Ann Fisher-Wirth, BEI Senior Fellow, Professor, and new author of The Bones of Winter Birds. Ann’s new collection of poetry is published by Terrapin Books, A Poetry Press.

The Bones of Winter Birds is a book of belonging and of seeking, ribboned through with the copious steamy heat of the South and of the body (“salt-stained, rain-scarred, the body wants its forgetfulness and honey”). Love comes in lines of grief and fear, but these poems are also built on the very satisfying nestling-in to ordinary life. Throughout, Fisher-Wirth finds a melancholic reckoning. “Like a summer creek the mother dries up / in me…Enough. All that worrying. // Clawfoot, bone, beak and feather: now let be.” Her explorations embed salvaged memories and family concerns, with one rich section devoted to an older sister who didn’t want to be known. “Now we go into the woods. Now we go into the shadows.” This collection is unafraid to share longing and loss equally.- Lauren Camp, BEI Emeritus Fellow

Ann Fisher-Wirth is the author of five previous collections of poetry. Her fifth book, Mississippi, is a poetry/photography collaboration with Maude Schuyler Clay (Wings Press 2018). With Laura-Gray Street, she co-edited The Ecopoetry Anthology (Trinity UP, 2013). Her work appears in such journals as Prairie Schooner, diode, and Valparaiso Poetry Review. Her awards include two Mississippi Arts Commission fellowships and the Mississippi Institute of Arts and Letters Poetry Award. She was also awarded a 1994-1995 Fulbright to Fribourg, Switzerland, and was 2002-2003 Fulbright Distinguished Chair of American Studies at Uppsala, Sweden. She has had residencies at Djerassi, Hedgebrook, Mesa Refuge, and CAMAC in France, and was the 2017 Anne Spencer Poet in Residence at Randolph College.
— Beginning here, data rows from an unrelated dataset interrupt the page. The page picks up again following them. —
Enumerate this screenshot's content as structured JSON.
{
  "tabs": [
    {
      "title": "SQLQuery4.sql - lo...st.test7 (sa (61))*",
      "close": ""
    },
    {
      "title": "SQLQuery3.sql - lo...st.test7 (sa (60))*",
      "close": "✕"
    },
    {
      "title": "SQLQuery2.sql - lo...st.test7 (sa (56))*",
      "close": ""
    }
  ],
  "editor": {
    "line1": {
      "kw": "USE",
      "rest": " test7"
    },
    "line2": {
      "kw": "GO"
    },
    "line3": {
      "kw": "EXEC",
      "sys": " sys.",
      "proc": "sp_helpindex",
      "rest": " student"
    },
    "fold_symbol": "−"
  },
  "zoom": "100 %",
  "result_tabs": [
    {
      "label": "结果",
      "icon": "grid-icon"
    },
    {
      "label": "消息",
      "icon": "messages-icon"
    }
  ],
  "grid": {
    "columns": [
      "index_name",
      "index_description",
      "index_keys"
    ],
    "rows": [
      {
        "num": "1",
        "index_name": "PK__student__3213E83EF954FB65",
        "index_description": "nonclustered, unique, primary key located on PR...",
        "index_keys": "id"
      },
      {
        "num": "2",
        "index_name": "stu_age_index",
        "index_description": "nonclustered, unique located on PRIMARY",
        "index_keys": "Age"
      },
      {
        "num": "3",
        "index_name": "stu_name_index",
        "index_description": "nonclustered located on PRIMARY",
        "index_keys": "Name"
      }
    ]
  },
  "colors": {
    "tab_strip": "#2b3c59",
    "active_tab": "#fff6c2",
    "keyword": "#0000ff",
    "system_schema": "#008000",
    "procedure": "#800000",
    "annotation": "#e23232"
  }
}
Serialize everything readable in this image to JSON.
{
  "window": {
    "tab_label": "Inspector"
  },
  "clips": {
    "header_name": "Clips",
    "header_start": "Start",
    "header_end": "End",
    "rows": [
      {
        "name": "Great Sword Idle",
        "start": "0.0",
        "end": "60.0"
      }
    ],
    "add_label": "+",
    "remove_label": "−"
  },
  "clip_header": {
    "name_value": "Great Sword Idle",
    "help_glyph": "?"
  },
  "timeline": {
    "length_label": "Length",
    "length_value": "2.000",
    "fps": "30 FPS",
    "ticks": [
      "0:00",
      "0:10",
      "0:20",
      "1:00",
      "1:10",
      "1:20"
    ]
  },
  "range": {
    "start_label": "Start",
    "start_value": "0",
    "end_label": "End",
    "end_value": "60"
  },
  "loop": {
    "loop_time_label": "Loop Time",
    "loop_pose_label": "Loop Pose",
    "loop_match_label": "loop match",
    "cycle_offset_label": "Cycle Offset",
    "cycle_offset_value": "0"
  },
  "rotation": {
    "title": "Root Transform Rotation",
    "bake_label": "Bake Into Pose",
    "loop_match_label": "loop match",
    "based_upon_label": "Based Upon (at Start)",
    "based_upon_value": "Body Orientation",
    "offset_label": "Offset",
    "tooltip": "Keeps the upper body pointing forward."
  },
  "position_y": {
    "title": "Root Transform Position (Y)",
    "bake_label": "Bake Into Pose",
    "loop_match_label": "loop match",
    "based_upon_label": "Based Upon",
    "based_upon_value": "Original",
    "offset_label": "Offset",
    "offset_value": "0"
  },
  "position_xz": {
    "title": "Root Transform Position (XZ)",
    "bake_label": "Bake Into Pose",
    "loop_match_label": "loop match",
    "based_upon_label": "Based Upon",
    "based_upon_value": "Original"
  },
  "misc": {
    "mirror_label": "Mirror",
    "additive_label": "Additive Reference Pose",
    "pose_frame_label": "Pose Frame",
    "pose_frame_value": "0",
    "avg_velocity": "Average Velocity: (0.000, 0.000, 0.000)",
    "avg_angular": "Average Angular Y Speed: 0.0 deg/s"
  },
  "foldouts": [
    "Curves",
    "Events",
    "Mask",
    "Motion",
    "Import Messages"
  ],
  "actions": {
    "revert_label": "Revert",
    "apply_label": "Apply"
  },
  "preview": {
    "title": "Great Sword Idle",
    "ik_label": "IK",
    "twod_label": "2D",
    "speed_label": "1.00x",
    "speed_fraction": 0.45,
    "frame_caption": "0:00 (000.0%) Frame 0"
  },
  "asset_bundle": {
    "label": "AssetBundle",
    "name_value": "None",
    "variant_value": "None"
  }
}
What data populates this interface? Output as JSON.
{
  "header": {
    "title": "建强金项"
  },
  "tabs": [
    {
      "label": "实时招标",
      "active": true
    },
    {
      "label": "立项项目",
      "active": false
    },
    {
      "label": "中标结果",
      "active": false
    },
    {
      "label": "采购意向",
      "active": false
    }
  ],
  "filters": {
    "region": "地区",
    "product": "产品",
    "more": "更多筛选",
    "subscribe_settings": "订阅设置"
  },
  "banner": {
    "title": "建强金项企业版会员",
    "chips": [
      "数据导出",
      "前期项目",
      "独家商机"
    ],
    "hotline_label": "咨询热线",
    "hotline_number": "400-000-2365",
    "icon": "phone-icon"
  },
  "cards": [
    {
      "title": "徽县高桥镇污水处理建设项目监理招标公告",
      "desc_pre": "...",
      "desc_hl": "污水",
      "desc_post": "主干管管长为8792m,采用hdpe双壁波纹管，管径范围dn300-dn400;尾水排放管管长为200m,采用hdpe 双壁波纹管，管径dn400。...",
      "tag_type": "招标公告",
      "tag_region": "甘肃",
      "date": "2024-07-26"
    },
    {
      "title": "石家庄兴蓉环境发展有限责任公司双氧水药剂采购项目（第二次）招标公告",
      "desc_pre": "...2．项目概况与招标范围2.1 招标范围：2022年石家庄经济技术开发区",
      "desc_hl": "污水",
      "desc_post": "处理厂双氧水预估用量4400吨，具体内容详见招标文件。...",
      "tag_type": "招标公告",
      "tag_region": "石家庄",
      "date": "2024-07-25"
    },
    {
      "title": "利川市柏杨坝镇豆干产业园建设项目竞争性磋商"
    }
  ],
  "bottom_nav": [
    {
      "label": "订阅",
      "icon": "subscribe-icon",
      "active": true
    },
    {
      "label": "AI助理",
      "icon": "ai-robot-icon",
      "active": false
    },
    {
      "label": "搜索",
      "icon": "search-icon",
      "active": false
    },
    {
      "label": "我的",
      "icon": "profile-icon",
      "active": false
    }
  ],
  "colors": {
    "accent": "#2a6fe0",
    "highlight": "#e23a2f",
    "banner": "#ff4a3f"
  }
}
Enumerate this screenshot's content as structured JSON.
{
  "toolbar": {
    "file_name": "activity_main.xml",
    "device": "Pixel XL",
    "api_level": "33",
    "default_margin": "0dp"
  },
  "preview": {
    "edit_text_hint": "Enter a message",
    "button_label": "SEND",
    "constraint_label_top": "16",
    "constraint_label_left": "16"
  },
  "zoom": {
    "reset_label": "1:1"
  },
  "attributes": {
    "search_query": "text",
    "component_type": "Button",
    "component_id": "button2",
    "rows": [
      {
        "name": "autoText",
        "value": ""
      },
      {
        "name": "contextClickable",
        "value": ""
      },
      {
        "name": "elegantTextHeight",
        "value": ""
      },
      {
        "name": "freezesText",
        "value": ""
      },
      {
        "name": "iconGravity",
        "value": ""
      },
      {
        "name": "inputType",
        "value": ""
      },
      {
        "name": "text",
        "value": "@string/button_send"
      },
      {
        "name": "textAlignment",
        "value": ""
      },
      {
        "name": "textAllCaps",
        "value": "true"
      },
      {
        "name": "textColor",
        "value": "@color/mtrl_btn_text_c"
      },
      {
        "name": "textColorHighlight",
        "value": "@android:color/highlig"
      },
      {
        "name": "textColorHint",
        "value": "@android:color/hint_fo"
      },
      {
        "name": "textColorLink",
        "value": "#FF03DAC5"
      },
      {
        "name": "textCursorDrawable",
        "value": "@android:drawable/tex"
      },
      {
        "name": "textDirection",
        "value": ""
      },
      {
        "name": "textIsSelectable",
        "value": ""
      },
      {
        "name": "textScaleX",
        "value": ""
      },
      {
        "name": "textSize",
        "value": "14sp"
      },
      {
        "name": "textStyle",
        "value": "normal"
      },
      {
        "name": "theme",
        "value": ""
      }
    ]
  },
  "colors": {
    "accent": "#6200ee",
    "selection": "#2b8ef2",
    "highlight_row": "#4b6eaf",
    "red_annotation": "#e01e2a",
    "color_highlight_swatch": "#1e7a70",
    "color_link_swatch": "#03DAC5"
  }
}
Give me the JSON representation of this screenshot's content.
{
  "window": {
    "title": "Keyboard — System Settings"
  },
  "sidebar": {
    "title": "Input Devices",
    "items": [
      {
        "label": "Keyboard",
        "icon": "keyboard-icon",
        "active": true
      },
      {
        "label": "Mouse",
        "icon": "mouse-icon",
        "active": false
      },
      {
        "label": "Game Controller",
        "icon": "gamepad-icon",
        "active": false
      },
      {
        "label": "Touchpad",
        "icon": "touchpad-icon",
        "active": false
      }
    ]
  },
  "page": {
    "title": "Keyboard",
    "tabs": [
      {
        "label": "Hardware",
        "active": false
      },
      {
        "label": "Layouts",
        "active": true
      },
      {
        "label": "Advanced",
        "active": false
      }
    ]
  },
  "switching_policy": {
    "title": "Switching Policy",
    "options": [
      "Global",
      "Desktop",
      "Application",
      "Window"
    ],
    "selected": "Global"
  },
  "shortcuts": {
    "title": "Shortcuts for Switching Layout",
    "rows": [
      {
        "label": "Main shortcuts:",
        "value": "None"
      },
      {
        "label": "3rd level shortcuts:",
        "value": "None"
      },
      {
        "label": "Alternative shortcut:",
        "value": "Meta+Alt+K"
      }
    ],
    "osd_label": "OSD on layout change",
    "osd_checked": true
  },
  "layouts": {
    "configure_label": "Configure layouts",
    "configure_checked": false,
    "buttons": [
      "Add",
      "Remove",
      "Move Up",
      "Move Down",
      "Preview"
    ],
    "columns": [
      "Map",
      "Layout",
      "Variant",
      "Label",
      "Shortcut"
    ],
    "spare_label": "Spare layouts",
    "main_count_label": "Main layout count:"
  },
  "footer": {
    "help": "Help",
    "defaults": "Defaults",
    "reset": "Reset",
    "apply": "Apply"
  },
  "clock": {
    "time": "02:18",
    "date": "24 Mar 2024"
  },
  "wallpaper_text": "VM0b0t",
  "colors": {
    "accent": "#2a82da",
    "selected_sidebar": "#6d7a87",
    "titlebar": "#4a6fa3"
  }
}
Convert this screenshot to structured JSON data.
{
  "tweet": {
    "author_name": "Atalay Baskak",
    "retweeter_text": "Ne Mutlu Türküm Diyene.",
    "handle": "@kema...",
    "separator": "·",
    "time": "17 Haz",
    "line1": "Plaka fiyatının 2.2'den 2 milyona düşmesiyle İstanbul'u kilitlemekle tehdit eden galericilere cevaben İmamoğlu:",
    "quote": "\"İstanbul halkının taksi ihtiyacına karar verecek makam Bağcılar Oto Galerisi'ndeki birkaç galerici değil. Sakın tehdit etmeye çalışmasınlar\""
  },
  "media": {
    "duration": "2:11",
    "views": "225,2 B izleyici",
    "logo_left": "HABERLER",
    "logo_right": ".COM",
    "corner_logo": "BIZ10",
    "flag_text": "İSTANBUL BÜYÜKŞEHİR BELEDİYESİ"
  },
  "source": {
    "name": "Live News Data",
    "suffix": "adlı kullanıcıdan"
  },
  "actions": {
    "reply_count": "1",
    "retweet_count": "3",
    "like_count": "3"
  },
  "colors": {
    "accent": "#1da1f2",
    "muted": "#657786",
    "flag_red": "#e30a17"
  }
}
A senior Black Earth Institute fellow and member of the board, she teaches and directs the Environmental Studies minor at the University of Mississippi, and also teaches yoga in Oxford, Mississippi.

Vicksburg National Military Park

When they were my sons,
I pulled the covers up
around their ears
and tucked them in,
smoothed their hair,
kissed their salty eyelids.
Now gingko leaves
make golden blankets
around the tombstone
of a boy from Iowa
and another I can’t read,
and another another
another another another
as far as I can see
scattered across the hillside
this autumn and every
autumn beyond counting.